You'll Love This Digital Issue If:
- You love Banksy
- You're feeling international
- You're any graphic designer who's come to love and trust PRINT Magazine
The Print Magazine February 2007 issue is a very worldly one. Featuring global dialogues, Europe's immigration issues, Berlin's new direction in design, and even a piece on the internationally renown street artist (and mystery man) Banksy. You won't want to miss this.
In the Print Magazine February 2007 Issue You'll Find:
As the face of Europe changes and religious tensions mount, immigrants to the Netherlands discover that tolerance can look a lot like hate.
BY EMILY GORDON
Long defined by cut-and-paste club "fly posters" of the '90s, Berlin design has grown up-but it's keeping its independent spirit and connection to the street.
BY ALICE TWEMLOW
In São Paulo, Brazil, the Museum of the Portuguese Language vividly unites language and cultural identity.
BY MATTHIAS BRENDLER
In a Caribbean nation, vernacular and fine art have a lot in common.
BY MELANIE ARCHER
High-flying artist? Man of the streets? Whoever Banksy wants to be, he's keeping it a secret for now.
BY JAMES GADDY
Ray Fenwick, Boy Genius
A weird and meticulous talent in Halifax, Canada, has won over the web. Call him The Chosen.
BY CAITLIN DOVER
Ranjit Makkuni is using sophisticated technology to change how we interact with computers. In the process, he's taking traditional Indian beliefs back to the future.
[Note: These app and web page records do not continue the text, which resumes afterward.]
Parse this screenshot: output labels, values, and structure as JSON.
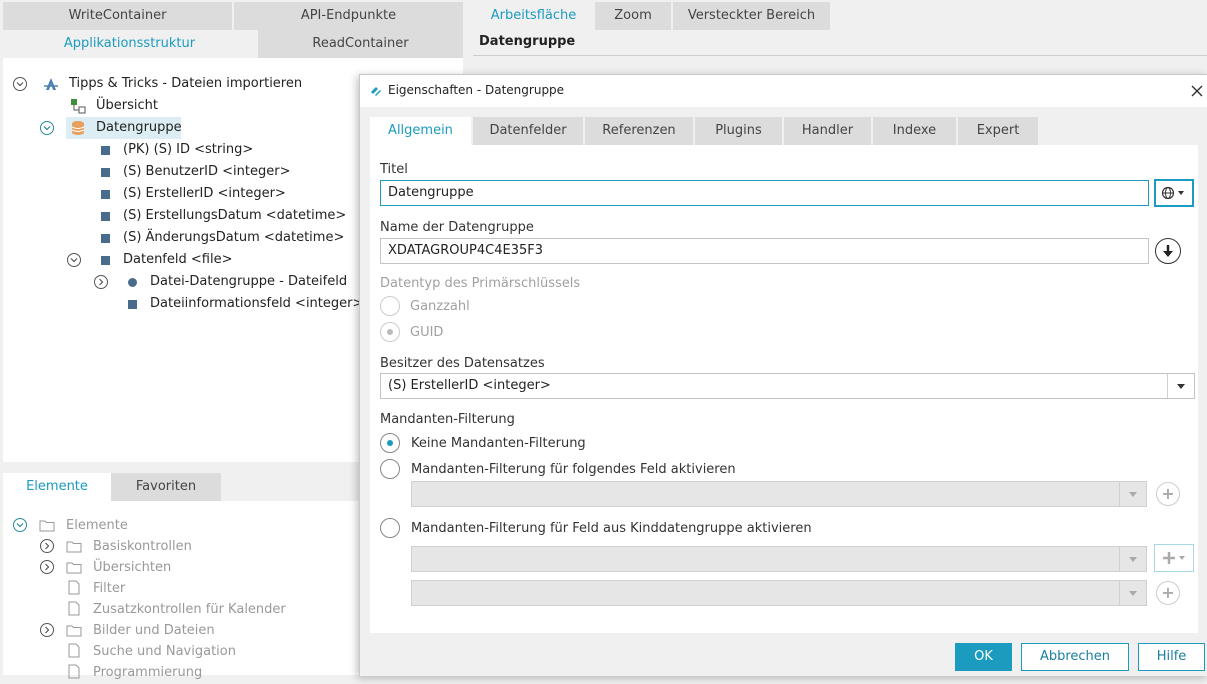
{
  "left_tabs": {
    "write_container": "WriteContainer",
    "api_endpoints": "API-Endpunkte",
    "app_structure": "Applikationsstruktur",
    "read_container": "ReadContainer"
  },
  "tree": {
    "root": "Tipps & Tricks - Dateien importieren",
    "overview": "Übersicht",
    "datagroup": "Datengruppe",
    "fields": [
      "(PK) (S) ID <string>",
      "(S) BenutzerID <integer>",
      "(S) ErstellerID <integer>",
      "(S) ErstellungsDatum <datetime>",
      "(S) ÄnderungsDatum <datetime>"
    ],
    "file_field": "Datenfeld <file>",
    "file_sub1": "Datei-Datengruppe - Dateifeld",
    "file_sub2": "Dateiinformationsfeld <integer>"
  },
  "elements_tabs": {
    "elements": "Elemente",
    "favorites": "Favoriten"
  },
  "elements_tree": {
    "root": "Elemente",
    "items": [
      "Basiskontrollen",
      "Übersichten",
      "Filter",
      "Zusatzkontrollen für Kalender",
      "Bilder und Dateien",
      "Suche und Navigation",
      "Programmierung"
    ]
  },
  "right_tabs": {
    "workspace": "Arbeitsfläche",
    "zoom": "Zoom",
    "hidden": "Versteckter Bereich"
  },
  "workspace_title": "Datengruppe",
  "dialog": {
    "title": "Eigenschaften - Datengruppe",
    "tabs": [
      "Allgemein",
      "Datenfelder",
      "Referenzen",
      "Plugins",
      "Handler",
      "Indexe",
      "Expert"
    ],
    "titel_label": "Titel",
    "titel_value": "Datengruppe",
    "name_label": "Name der Datengruppe",
    "name_value": "XDATAGROUP4C4E35F3",
    "pk_type_label": "Datentyp des Primärschlüssels",
    "pk_integer": "Ganzzahl",
    "pk_guid": "GUID",
    "owner_label": "Besitzer des Datensatzes",
    "owner_value": "(S) ErstellerID <integer>",
    "tenant_label": "Mandanten-Filterung",
    "tenant_none": "Keine Mandanten-Filterung",
    "tenant_field": "Mandanten-Filterung für folgendes Feld aktivieren",
    "tenant_child": "Mandanten-Filterung für Feld aus Kinddatengruppe aktivieren",
    "ok": "OK",
    "cancel": "Abbrechen",
    "help": "Hilfe"
  },
  "colors": {
    "accent": "#1a9bbf",
    "node_square": "#4a6c8c"
  }
}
BY DAVID WOMACK
Speaking in Scratch
French designer Laurent Burte's inventive transcriptions bring dynamic visual form to freestyle music.
BY HELEN WALTERS
Found in Translation
Three compellingly designed magazines focused on the Middle East reveal the diverse cultural life of an often misunderstood region.
BY JEREMY LEHRER
Contributors: Where we're calling from.
F.O.B. An eye-opening exhibition in Paris, customized trucks in Pakistan, handbag handbooks, and more.
Monologue: Maybe it's time to give universal design another try.
Observer: The publication of designers' reading lists turns out to be a real page-turner.
Dialogue: Chaz Maviyane-Davies, social activist, designer, educator.
In Print: Vol. 3/no. 2 Comics' ancient roots were explored in a 1942 issue of PRINT. Comics? In a serious arts journal?
Desktop: One Cellular Sensation Plus: Webby bookworms, Russian type, and a fresh phone font.
Books: Cartoon Modern: Style and Design in Fifties Animation; America by the Yard: Cirkut Camera; Century Girl
End Product: New Mourning